Moreover and apart from section 489 Jud. of the Judiciary Law's own penal sanctions, violation of such statute has been held to be a defense to an action by an assignee corporation (7 N.Y. Jur, § 2; Frank H. Zindle, Inc. v Friedman's Express, 258 App. Div. 636). Similarly, with respect to a related statute, section 488 Jud. of the Judiciary Law, it has been held, in the case of attorneys who purchased claims for the purpose of bringing an action, that violation of the statute is available as a defense in the action (7 N.Y. Jur, Champerty and Maintenance, § 8; Browning v Marvin, 100 N.Y. 144).
Plaintiff claims the exception of section 490 Jud. of the Judiciary Law to the statutory prohibition of section 489 Jud. of the Judiciary Law for services actually rendered whereunder plaintiff searched the public records to determine whether there was a tax refund due tenants. The section 490 Jud. of the Judiciary Law exception appears to apply only to services actually rendered in the past at the time of the agreement not to be rendered in the future. (Stern v Indemnity Ins. Co. of North Amer., 167 Misc. 446, mot for lv to app den 255 App. Div. 766.)
Moreover, said statutory defense, section 489 Jud. of the Judiciary Law has been held to apply not only to an outright assignment where the assignee, having received full title to the claim, sues in his own name, but also to situations where the assignee "only sues on behalf of the assignor and remits all sums received, less an amount for his services" (American Optical Co. v Curtiss, 56 FRD 26, 31). Thus, section 489 Jud. of the Judiciary Law applies to prohibit the taking of claims with the intent to sue, "regardless of whether the claim is structured to appear to belong to the corporation or to the assignor" (American Optical Co. v Curtiss, supra, p 31).
The submitted proofs clearly show that the letters sent by plaintiff to the tenants of defendant constitute solicitation which is proscribed by section 489 Jud. of the Judiciary Law. The letters seek out particular individuals believed to be interested in a particular legal claim and urge that such persons retain plaintiff corporation to represent them. (Cf. Matter of Koffler, 70 A.D.2d 252, 271-272, supra.) It is likewise clear that the intent and culmination of such solicitation was the execution of the agreements between plaintiff and tenants whereby plaintiff agreed to prosecute said tenants' refund claims against defendant landlord, "if necessary or advisable" by legal action, in return for an even split of any tax refund obtained.

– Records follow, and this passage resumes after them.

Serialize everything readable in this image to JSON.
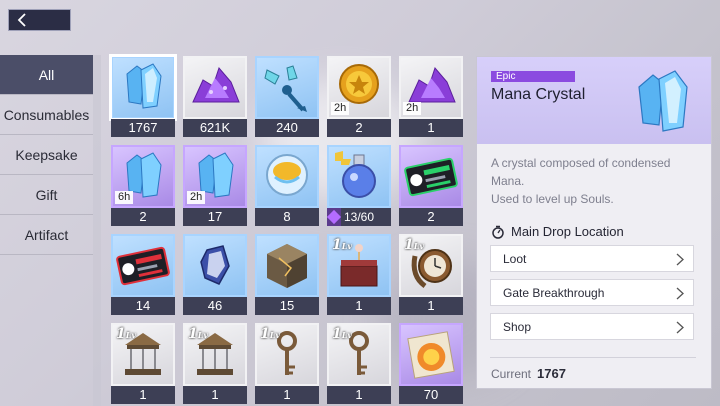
{
  "sidebar": {
    "items": [
      {
        "label": "All",
        "active": true
      },
      {
        "label": "Consumables",
        "active": false
      },
      {
        "label": "Keepsake",
        "active": false
      },
      {
        "label": "Gift",
        "active": false
      },
      {
        "label": "Artifact",
        "active": false
      }
    ]
  },
  "grid": {
    "items": [
      {
        "name": "mana-crystal",
        "count": "1767",
        "rarity": "rare",
        "selected": true
      },
      {
        "name": "purple-ore",
        "count": "621K",
        "rarity": "common"
      },
      {
        "name": "crystal-key",
        "count": "240",
        "rarity": "rare"
      },
      {
        "name": "gold-coin",
        "count": "2",
        "rarity": "common",
        "time": "2h"
      },
      {
        "name": "purple-ore-timed",
        "count": "1",
        "rarity": "common",
        "time": "2h"
      },
      {
        "name": "mana-crystal-timed",
        "count": "2",
        "rarity": "epic",
        "time": "6h"
      },
      {
        "name": "mana-crystal-timed-2",
        "count": "17",
        "rarity": "epic",
        "time": "2h"
      },
      {
        "name": "golden-orb",
        "count": "8",
        "rarity": "rare"
      },
      {
        "name": "potion-flask",
        "progress_text": "13/60",
        "progress_value": 0.2167,
        "rarity": "rare"
      },
      {
        "name": "ticket-green",
        "count": "2",
        "rarity": "epic"
      },
      {
        "name": "ticket-red",
        "count": "14",
        "rarity": "rare"
      },
      {
        "name": "blue-gem",
        "count": "46",
        "rarity": "rare"
      },
      {
        "name": "stone-cube",
        "count": "15",
        "rarity": "rare"
      },
      {
        "name": "music-box",
        "count": "1",
        "rarity": "rare",
        "level": "1"
      },
      {
        "name": "pocket-watch",
        "count": "1",
        "rarity": "common",
        "level": "1"
      },
      {
        "name": "carousel-1",
        "count": "1",
        "rarity": "common",
        "level": "1"
      },
      {
        "name": "carousel-2",
        "count": "1",
        "rarity": "common",
        "level": "1"
      },
      {
        "name": "antique-key-1",
        "count": "1",
        "rarity": "common",
        "level": "1"
      },
      {
        "name": "antique-key-2",
        "count": "1",
        "rarity": "common",
        "level": "1"
      },
      {
        "name": "fire-scroll",
        "count": "70",
        "rarity": "epic"
      }
    ],
    "level_suffix": "Lv"
  },
  "detail": {
    "rarity": "Epic",
    "name": "Mana Crystal",
    "description_line1": "A crystal composed of condensed",
    "description_line2": "Mana.",
    "description_line3": "Used to level up Souls.",
    "drop_heading": "Main Drop Location",
    "drops": [
      "Loot",
      "Gate Breakthrough",
      "Shop"
    ],
    "current_label": "Current",
    "current_value": "1767"
  },
  "colors": {
    "epic": "#8b4be0",
    "rare": "#8fc3f3",
    "count_bar": "#3d3f55",
    "sidebar_active": "#4b4e68"
  }
}
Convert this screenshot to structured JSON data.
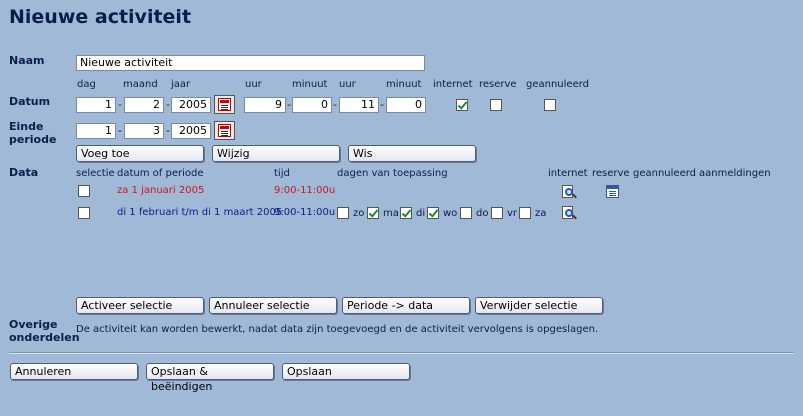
{
  "title": "Nieuwe activiteit",
  "labels": {
    "naam": "Naam",
    "datum": "Datum",
    "einde_line1": "Einde",
    "einde_line2": "periode",
    "data": "Data",
    "overige_line1": "Overige",
    "overige_line2": "onderdelen"
  },
  "naam_value": "Nieuwe activiteit",
  "date_headers": {
    "dag": "dag",
    "maand": "maand",
    "jaar": "jaar",
    "uur1": "uur",
    "minuut1": "minuut",
    "uur2": "uur",
    "minuut2": "minuut",
    "internet": "internet",
    "reserve": "reserve",
    "geannuleerd": "geannuleerd"
  },
  "datum": {
    "dag": "1",
    "maand": "2",
    "jaar": "2005",
    "uur_van": "9",
    "minuut_van": "0",
    "uur_tot": "11",
    "minuut_tot": "0",
    "sep": "-",
    "internet": true,
    "reserve": false,
    "geannuleerd": false
  },
  "einde": {
    "dag": "1",
    "maand": "3",
    "jaar": "2005"
  },
  "buttons": {
    "voeg_toe": "Voeg toe",
    "wijzig": "Wijzig",
    "wis": "Wis",
    "activeer": "Activeer selectie",
    "annuleer_sel": "Annuleer selectie",
    "periode": "Periode -> data",
    "verwijder": "Verwijder selectie",
    "annuleren": "Annuleren",
    "opslaan_beeindigen": "Opslaan & beëindigen",
    "opslaan": "Opslaan"
  },
  "data_headers": {
    "selectie": "selectie",
    "datum_periode": "datum of periode",
    "tijd": "tijd",
    "dagen": "dagen van toepassing",
    "internet": "internet",
    "reserve": "reserve",
    "geannuleerd": "geannuleerd",
    "aanmeldingen": "aanmeldingen"
  },
  "rows": [
    {
      "datum": "za 1 januari 2005",
      "tijd": "9:00-11:00u",
      "color": "#d0141e"
    },
    {
      "datum": "di 1 februari t/m di 1 maart 2005",
      "tijd": "9:00-11:00u",
      "color": "#0b1d8a"
    }
  ],
  "days": [
    {
      "label": "zo",
      "checked": false
    },
    {
      "label": "ma",
      "checked": true
    },
    {
      "label": "di",
      "checked": true
    },
    {
      "label": "wo",
      "checked": true
    },
    {
      "label": "do",
      "checked": false
    },
    {
      "label": "vr",
      "checked": false
    },
    {
      "label": "za",
      "checked": false
    }
  ],
  "overige_text": "De activiteit kan worden bewerkt, nadat data zijn toegevoegd en de activiteit vervolgens is opgeslagen."
}
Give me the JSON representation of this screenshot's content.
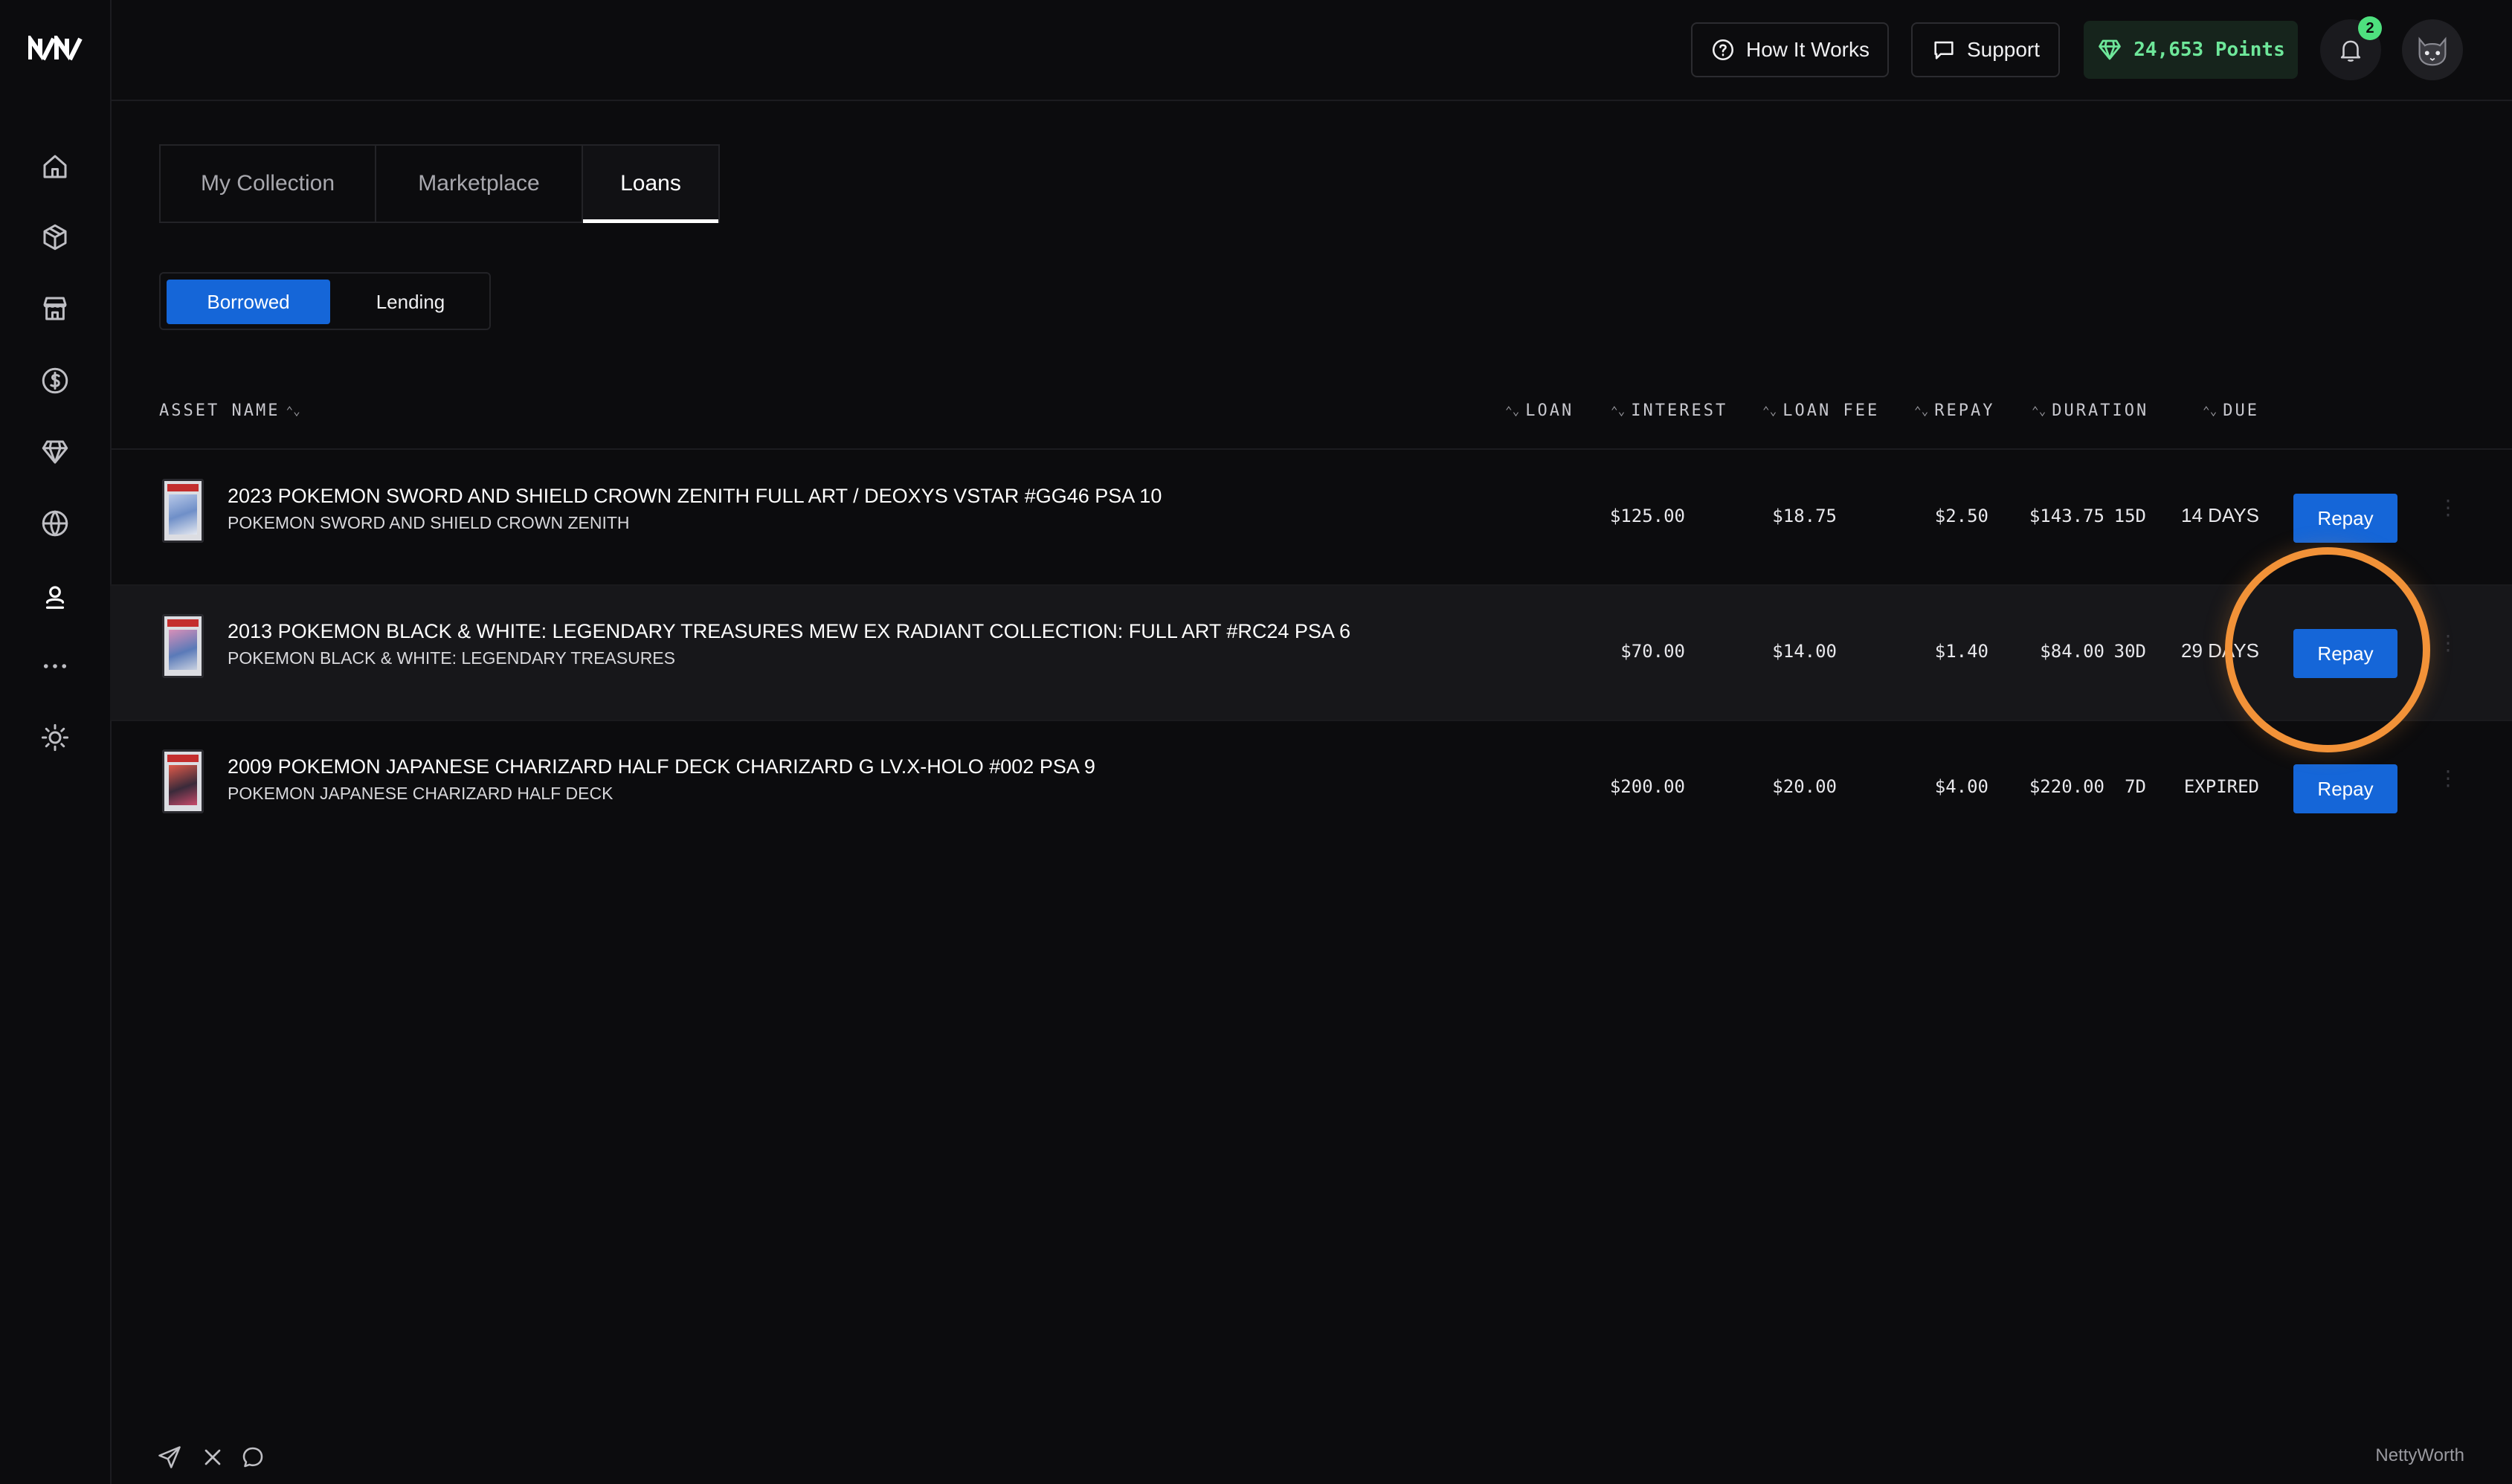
{
  "app": {
    "logo_text": "N/N",
    "brand": "NettyWorth"
  },
  "header": {
    "how_it_works": "How It Works",
    "support": "Support",
    "points": "24,653 Points",
    "notifications_count": "2"
  },
  "sidebar": {
    "items": [
      {
        "icon": "home-icon"
      },
      {
        "icon": "box-icon"
      },
      {
        "icon": "store-icon"
      },
      {
        "icon": "dollar-icon"
      },
      {
        "icon": "diamond-icon"
      },
      {
        "icon": "globe-icon"
      },
      {
        "icon": "user-icon",
        "active": true
      },
      {
        "icon": "more-icon"
      },
      {
        "icon": "sun-icon"
      }
    ]
  },
  "tabs": [
    {
      "label": "My Collection"
    },
    {
      "label": "Marketplace"
    },
    {
      "label": "Loans",
      "active": true
    }
  ],
  "segment": {
    "borrowed": "Borrowed",
    "lending": "Lending",
    "active": "Borrowed"
  },
  "table": {
    "headers": {
      "asset_name": "ASSET NAME",
      "loan": "LOAN",
      "interest": "INTEREST",
      "loan_fee": "LOAN FEE",
      "repay": "REPAY",
      "duration": "DURATION",
      "due": "DUE"
    },
    "rows": [
      {
        "title": "2023 POKEMON SWORD AND SHIELD CROWN ZENITH FULL ART / DEOXYS VSTAR #GG46 PSA 10",
        "subtitle": "POKEMON SWORD AND SHIELD CROWN ZENITH",
        "loan": "$125.00",
        "interest": "$18.75",
        "loan_fee": "$2.50",
        "repay": "$143.75",
        "duration": "15D",
        "due": "14 DAYS",
        "action": "Repay"
      },
      {
        "title": "2013 POKEMON BLACK & WHITE: LEGENDARY TREASURES MEW EX RADIANT COLLECTION: FULL ART #RC24 PSA 6",
        "subtitle": "POKEMON BLACK & WHITE: LEGENDARY TREASURES",
        "loan": "$70.00",
        "interest": "$14.00",
        "loan_fee": "$1.40",
        "repay": "$84.00",
        "duration": "30D",
        "due": "29 DAYS",
        "action": "Repay"
      },
      {
        "title": "2009 POKEMON JAPANESE CHARIZARD HALF DECK CHARIZARD G LV.X-HOLO #002 PSA 9",
        "subtitle": "POKEMON JAPANESE CHARIZARD HALF DECK",
        "loan": "$200.00",
        "interest": "$20.00",
        "loan_fee": "$4.00",
        "repay": "$220.00",
        "duration": "7D",
        "due": "EXPIRED",
        "action": "Repay"
      }
    ]
  },
  "footer": {
    "icons": [
      "send-icon",
      "x-icon",
      "chat-icon"
    ]
  },
  "colors": {
    "accent": "#1566d8",
    "points_green": "#6ee79a",
    "highlight": "#f29238",
    "background": "#0c0c0e"
  }
}
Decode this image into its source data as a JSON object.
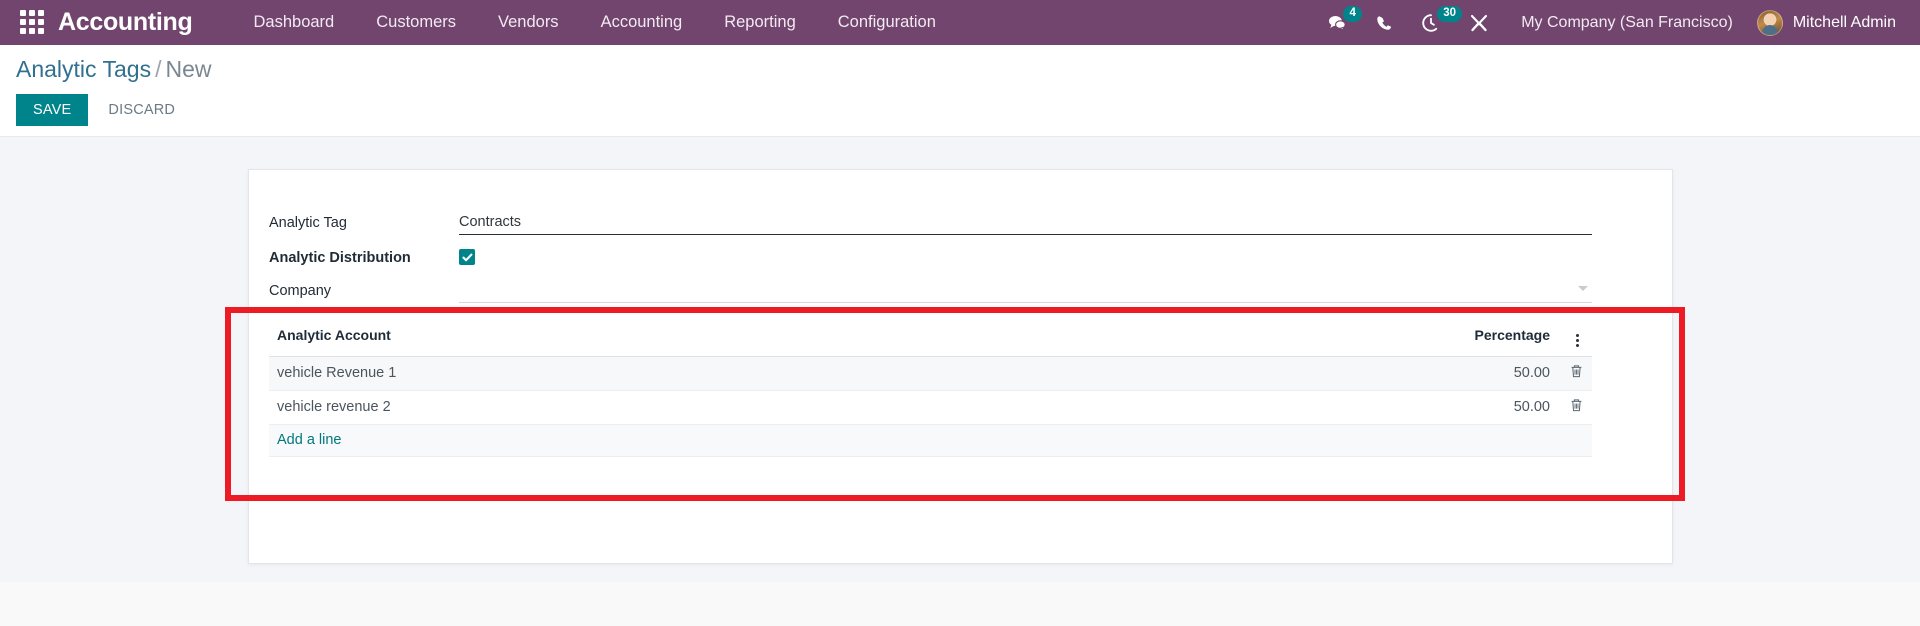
{
  "navbar": {
    "apps_icon": "apps-grid-icon",
    "brand": "Accounting",
    "menu": [
      {
        "label": "Dashboard"
      },
      {
        "label": "Customers"
      },
      {
        "label": "Vendors"
      },
      {
        "label": "Accounting"
      },
      {
        "label": "Reporting"
      },
      {
        "label": "Configuration"
      }
    ],
    "icons": [
      {
        "name": "messages-icon",
        "badge": "4"
      },
      {
        "name": "phone-icon",
        "badge": ""
      },
      {
        "name": "activities-clock-icon",
        "badge": "30"
      },
      {
        "name": "debug-tools-icon",
        "badge": ""
      }
    ],
    "company": "My Company (San Francisco)",
    "user": "Mitchell Admin",
    "accent_purple": "#71456e",
    "badge_color": "#00848b"
  },
  "control_panel": {
    "breadcrumb_root": "Analytic Tags",
    "breadcrumb_separator": "/",
    "breadcrumb_current": "New",
    "save_label": "SAVE",
    "discard_label": "DISCARD",
    "save_color": "#00848b"
  },
  "form": {
    "fields": [
      {
        "label": "Analytic Tag",
        "value": "Contracts",
        "type": "text"
      },
      {
        "label": "Analytic Distribution",
        "value": "",
        "type": "checkbox",
        "checked": true
      },
      {
        "label": "Company",
        "value": "",
        "type": "select",
        "placeholder": ""
      }
    ]
  },
  "o2m_table": {
    "columns": [
      {
        "label": "Analytic Account",
        "align": "left"
      },
      {
        "label": "Percentage",
        "align": "right"
      }
    ],
    "options_icon": "vertical-dots-icon",
    "rows": [
      {
        "account": "vehicle Revenue 1",
        "percentage": "50.00",
        "delete_icon": "trash-icon"
      },
      {
        "account": "vehicle revenue 2",
        "percentage": "50.00",
        "delete_icon": "trash-icon"
      }
    ],
    "add_line_label": "Add a line"
  },
  "annotation": {
    "highlight_color": "#ed1c24"
  }
}
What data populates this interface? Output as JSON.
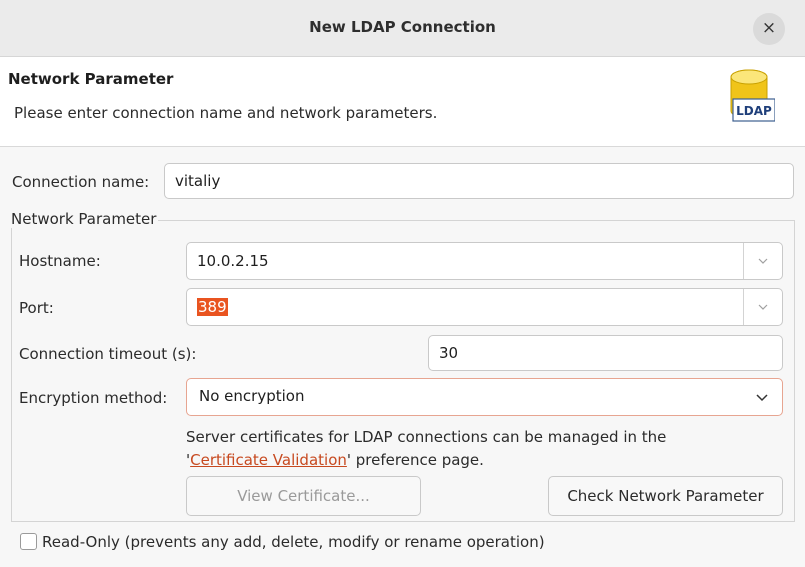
{
  "window": {
    "title": "New LDAP Connection",
    "close_glyph": "×"
  },
  "header": {
    "title": "Network Parameter",
    "description": "Please enter connection name and network parameters.",
    "icon_text": "LDAP"
  },
  "form": {
    "connection_name_label": "Connection name:",
    "connection_name_value": "vitaliy",
    "group_label": "Network Parameter",
    "hostname_label": "Hostname:",
    "hostname_value": "10.0.2.15",
    "port_label": "Port:",
    "port_value": "389",
    "timeout_label": "Connection timeout (s):",
    "timeout_value": "30",
    "encryption_label": "Encryption method:",
    "encryption_value": "No encryption",
    "note_line1": "Server certificates for LDAP connections can be managed in the",
    "note_quote_open": "'",
    "note_link": "Certificate Validation",
    "note_line2_rest": "' preference page.",
    "view_certificate_button": "View Certificate...",
    "check_network_button": "Check Network Parameter",
    "readonly_label": "Read-Only (prevents any add, delete, modify or rename operation)"
  },
  "colors": {
    "accent": "#e95420",
    "link": "#c7491f",
    "focus_border": "#e7a591"
  }
}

In effect, plaintiff was thereby assigned a one-half interest of the tenants' claims, solely for the pecuniary gain to be realized therefrom. Thus, if the court finds that the assignment or acquiring of an interest in the claim was intended to achieve a transfer for the "sole and primary purpose of bringing an action "thereon without a legitimate business reason, dismissal is required by section 489 Jud. of the Judiciary Law (Fairchild Hiller Corp. v McDonnell Douglas Corp., 28 N.Y.2d 325, 330; American Express Co. v Control Data Corp., 50 A.D.2d 749; Prudential Oil Corp. v Phillips Petroleum Co., 69 A.D.2d 763).
To the threshold question of the intent and primary purpose of the agreement, the parties have raised factual issues which require a hearing.
Accordingly, the key issue of whether the intent and primary purpose of the agreement is referred to Trial Term, Part 7 for assignment to hear and report. Pending receipt of this report, final determination of this motion is held in abeyance.
Counsel are directed to file a conformed copy of this order, with the office of the Referee, Room 308-M, 60 Centre Street, New York, New York, within 10 days after publication for the purpose of obtaining a calendar date.